Why Kevin Costner Isn't A Fan Of Most Western Movies

Aside from sports movies, Kevin Costner is perhaps most commonly associated with Westerns. As both an actor and director, he's lent his talents to some beloved genre gems, including "Open Range," "Silverado," and "Dances with Wolves." The latter was nominated for 12 Academy Awards and won seven. Costner went home with two trophies on Oscar night 1991: one for best picture, and the other for best director. Needless to say, he's left his mark on Westerns in a big way.

These days, Costner can be found flexing his cowboy chops in "Yellowstone," a neo-Western series about a Montana-based rancher trying to protect his ancestral plot of land from a variety of forces trying to encroach on it. John Dutton is the type of character Costner was seemingly born to play. Furthermore, "Yellowstone" has been a huge hit with audiences, with the premiere of the fourth season bringing in extraordinary viewership numbers.
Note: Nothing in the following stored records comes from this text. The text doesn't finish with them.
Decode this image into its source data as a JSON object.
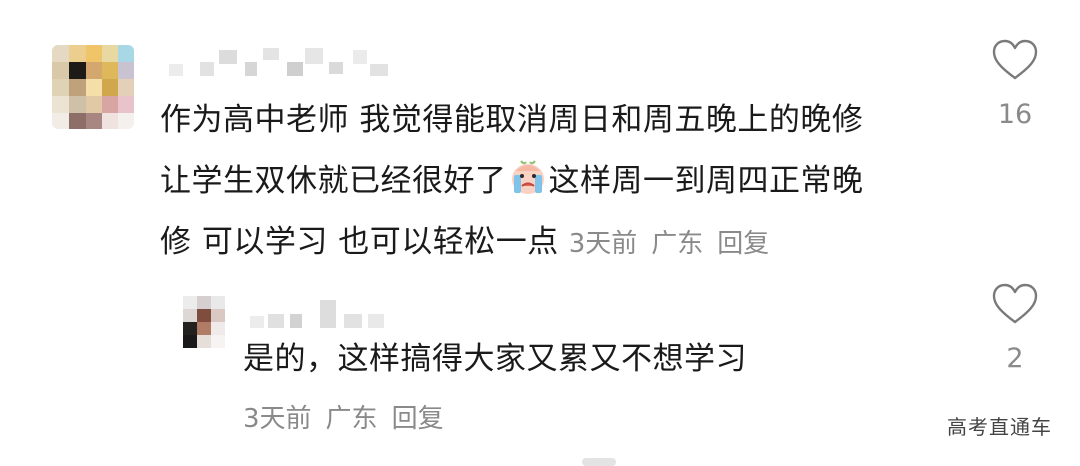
{
  "comment": {
    "text_lines": [
      "作为高中老师 我觉得能取消周日和周五晚上的晚修",
      "让学生双休就已经很好了",
      "这样周一到周四正常晚",
      "修 可以学习 也可以轻松一点"
    ],
    "emoji": "crying-face-emoji",
    "time": "3天前",
    "location": "广东",
    "reply_label": "回复",
    "likes": "16"
  },
  "reply": {
    "text": "是的，这样搞得大家又累又不想学习",
    "time": "3天前",
    "location": "广东",
    "reply_label": "回复",
    "likes": "2"
  },
  "watermark": "高考直通车",
  "colors": {
    "text": "#1a1a1a",
    "meta": "#8a8a8a",
    "heart_outline": "#7a7a7a",
    "background": "#ffffff"
  },
  "icons": {
    "like": "heart-outline-icon"
  }
}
Given that Costner gravitates toward cowboy roles, you'd think he was a fan of Westerns. However, it turns out that assumption isn't entirely accurate.

Kevin Costner says most Westerns miss the point

Kevin Costner sat down with "Good Morning America" back in 2019 to discuss "Yellowstone," but it didn't take long until the conversation shifted toward his overall opinion of Westerns. During the enlightening chat, the actor said that he isn't a fan of many films in the genre due to their simplistic qualities and ignorance toward real history.

According to Costner, the Old West was a "Victorian age" in which people wrote "beautiful letters" while struggling to cope with frightening lawlessness. However, Westerns have a tendency to address these aspects without any real substance. "I love the beauty of the country, but I won't tolerate bad language, meaning literacy, of a Western on TV or in film. I hate it. I don't like it when it's dumb," Costner revealed.

The actor went on to say that filmmakers have continually failed to capitalize on the genre's emotionally stirring qualities, which has dampened his interest in seeing on-screen interpretations of the cowboy lifestyle. "[The] architecture of a Western should be to actually frighten you," he stated. "Sitting down in the dark watching something and thinking, 'That could have just happened to me, and I don't know what I would have done.'"